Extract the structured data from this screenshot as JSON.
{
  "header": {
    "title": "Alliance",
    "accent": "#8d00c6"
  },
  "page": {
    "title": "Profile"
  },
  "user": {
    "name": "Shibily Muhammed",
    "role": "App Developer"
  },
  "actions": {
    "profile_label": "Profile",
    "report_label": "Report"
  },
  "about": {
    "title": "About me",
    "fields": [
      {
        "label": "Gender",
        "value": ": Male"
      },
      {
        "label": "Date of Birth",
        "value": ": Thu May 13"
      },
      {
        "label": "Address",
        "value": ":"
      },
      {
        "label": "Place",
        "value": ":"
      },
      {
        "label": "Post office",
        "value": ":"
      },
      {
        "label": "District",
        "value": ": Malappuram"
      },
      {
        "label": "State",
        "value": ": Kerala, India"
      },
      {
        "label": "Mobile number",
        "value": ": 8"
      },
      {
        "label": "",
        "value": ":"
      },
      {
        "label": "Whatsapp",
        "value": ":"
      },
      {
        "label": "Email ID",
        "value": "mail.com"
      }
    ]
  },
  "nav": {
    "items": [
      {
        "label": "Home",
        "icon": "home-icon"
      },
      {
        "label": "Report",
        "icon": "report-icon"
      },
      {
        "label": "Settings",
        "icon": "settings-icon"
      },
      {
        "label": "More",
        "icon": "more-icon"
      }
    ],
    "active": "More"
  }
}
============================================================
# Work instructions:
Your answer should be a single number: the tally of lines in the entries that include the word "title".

# Exercise result:
3